# Source data
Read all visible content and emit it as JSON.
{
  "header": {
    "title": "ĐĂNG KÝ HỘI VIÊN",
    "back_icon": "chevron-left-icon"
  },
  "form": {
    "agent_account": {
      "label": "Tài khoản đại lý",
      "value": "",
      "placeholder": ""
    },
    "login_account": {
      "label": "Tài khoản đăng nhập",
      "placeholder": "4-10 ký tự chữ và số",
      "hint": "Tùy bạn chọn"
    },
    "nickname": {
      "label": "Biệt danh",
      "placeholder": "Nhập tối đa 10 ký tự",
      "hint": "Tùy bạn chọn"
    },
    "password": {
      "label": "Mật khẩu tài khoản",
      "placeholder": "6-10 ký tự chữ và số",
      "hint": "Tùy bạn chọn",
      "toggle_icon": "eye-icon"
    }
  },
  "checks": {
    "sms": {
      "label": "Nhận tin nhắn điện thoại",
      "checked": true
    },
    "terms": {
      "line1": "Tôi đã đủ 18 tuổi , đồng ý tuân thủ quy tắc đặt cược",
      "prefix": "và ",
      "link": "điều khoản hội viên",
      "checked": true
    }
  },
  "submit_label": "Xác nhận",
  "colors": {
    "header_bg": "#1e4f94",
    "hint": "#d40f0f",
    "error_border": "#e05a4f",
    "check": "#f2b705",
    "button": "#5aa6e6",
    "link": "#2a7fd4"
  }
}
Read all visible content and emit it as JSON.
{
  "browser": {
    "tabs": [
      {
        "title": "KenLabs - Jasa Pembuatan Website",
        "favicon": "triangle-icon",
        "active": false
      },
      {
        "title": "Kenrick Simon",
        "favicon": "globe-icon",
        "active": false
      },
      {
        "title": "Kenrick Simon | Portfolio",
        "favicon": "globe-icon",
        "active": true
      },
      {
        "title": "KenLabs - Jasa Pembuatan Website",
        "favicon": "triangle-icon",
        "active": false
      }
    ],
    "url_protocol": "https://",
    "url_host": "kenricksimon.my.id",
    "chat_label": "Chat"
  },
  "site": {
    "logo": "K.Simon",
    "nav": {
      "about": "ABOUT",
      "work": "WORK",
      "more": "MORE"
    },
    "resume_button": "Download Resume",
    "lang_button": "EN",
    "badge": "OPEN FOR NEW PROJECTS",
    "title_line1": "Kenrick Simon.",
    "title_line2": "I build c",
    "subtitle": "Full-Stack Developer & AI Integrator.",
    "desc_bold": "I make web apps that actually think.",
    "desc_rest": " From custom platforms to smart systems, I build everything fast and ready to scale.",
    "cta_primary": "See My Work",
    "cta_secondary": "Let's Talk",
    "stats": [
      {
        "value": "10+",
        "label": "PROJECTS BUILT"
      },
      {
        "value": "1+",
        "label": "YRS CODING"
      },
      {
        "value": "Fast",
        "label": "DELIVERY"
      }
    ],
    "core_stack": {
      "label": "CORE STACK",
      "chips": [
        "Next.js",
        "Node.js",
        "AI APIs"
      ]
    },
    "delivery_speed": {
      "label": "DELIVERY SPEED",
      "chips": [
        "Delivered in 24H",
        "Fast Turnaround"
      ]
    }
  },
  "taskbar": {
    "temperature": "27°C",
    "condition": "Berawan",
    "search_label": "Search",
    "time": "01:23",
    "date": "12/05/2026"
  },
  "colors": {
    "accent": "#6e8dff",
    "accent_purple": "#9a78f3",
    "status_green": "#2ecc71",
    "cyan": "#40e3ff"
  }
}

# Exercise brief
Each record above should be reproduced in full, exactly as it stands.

# Output
Read all visible content and emit it as JSON.
{
  "header": {
    "title": "ĐĂNG KÝ HỘI VIÊN",
    "back_icon": "chevron-left-icon"
  },
  "form": {
    "agent_account": {
      "label": "Tài khoản đại lý",
      "value": "",
      "placeholder": ""
    },
    "login_account": {
      "label": "Tài khoản đăng nhập",
      "placeholder": "4-10 ký tự chữ và số",
      "hint": "Tùy bạn chọn"
    },
    "nickname": {
      "label": "Biệt danh",
      "placeholder": "Nhập tối đa 10 ký tự",
      "hint": "Tùy bạn chọn"
    },
    "password": {
      "label": "Mật khẩu tài khoản",
      "placeholder": "6-10 ký tự chữ và số",
      "hint": "Tùy bạn chọn",
      "toggle_icon": "eye-icon"
    }
  },
  "checks": {
    "sms": {
      "label": "Nhận tin nhắn điện thoại",
      "checked": true
    },
    "terms": {
      "line1": "Tôi đã đủ 18 tuổi , đồng ý tuân thủ quy tắc đặt cược",
      "prefix": "và ",
      "link": "điều khoản hội viên",
      "checked": true
    }
  },
  "submit_label": "Xác nhận",
  "colors": {
    "header_bg": "#1e4f94",
    "hint": "#d40f0f",
    "error_border": "#e05a4f",
    "check": "#f2b705",
    "button": "#5aa6e6",
    "link": "#2a7fd4"
  }
}
Read all visible content and emit it as JSON.
{
  "browser": {
    "tabs": [
      {
        "title": "KenLabs - Jasa Pembuatan Website",
        "favicon": "triangle-icon",
        "active": false
      },
      {
        "title": "Kenrick Simon",
        "favicon": "globe-icon",
        "active": false
      },
      {
        "title": "Kenrick Simon | Portfolio",
        "favicon": "globe-icon",
        "active": true
      },
      {
        "title": "KenLabs - Jasa Pembuatan Website",
        "favicon": "triangle-icon",
        "active": false
      }
    ],
    "url_protocol": "https://",
    "url_host": "kenricksimon.my.id",
    "chat_label": "Chat"
  },
  "site": {
    "logo": "K.Simon",
    "nav": {
      "about": "ABOUT",
      "work": "WORK",
      "more": "MORE"
    },
    "resume_button": "Download Resume",
    "lang_button": "EN",
    "badge": "OPEN FOR NEW PROJECTS",
    "title_line1": "Kenrick Simon.",
    "title_line2": "I build c",
    "subtitle": "Full-Stack Developer & AI Integrator.",
    "desc_bold": "I make web apps that actually think.",
    "desc_rest": " From custom platforms to smart systems, I build everything fast and ready to scale.",
    "cta_primary": "See My Work",
    "cta_secondary": "Let's Talk",
    "stats": [
      {
        "value": "10+",
        "label": "PROJECTS BUILT"
      },
      {
        "value": "1+",
        "label": "YRS CODING"
      },
      {
        "value": "Fast",
        "label": "DELIVERY"
      }
    ],
    "core_stack": {
      "label": "CORE STACK",
      "chips": [
        "Next.js",
        "Node.js",
        "AI APIs"
      ]
    },
    "delivery_speed": {
      "label": "DELIVERY SPEED",
      "chips": [
        "Delivered in 24H",
        "Fast Turnaround"
      ]
    }
  },
  "taskbar": {
    "temperature": "27°C",
    "condition": "Berawan",
    "search_label": "Search",
    "time": "01:23",
    "date": "12/05/2026"
  },
  "colors": {
    "accent": "#6e8dff",
    "accent_purple": "#9a78f3",
    "status_green": "#2ecc71",
    "cyan": "#40e3ff"
  }
}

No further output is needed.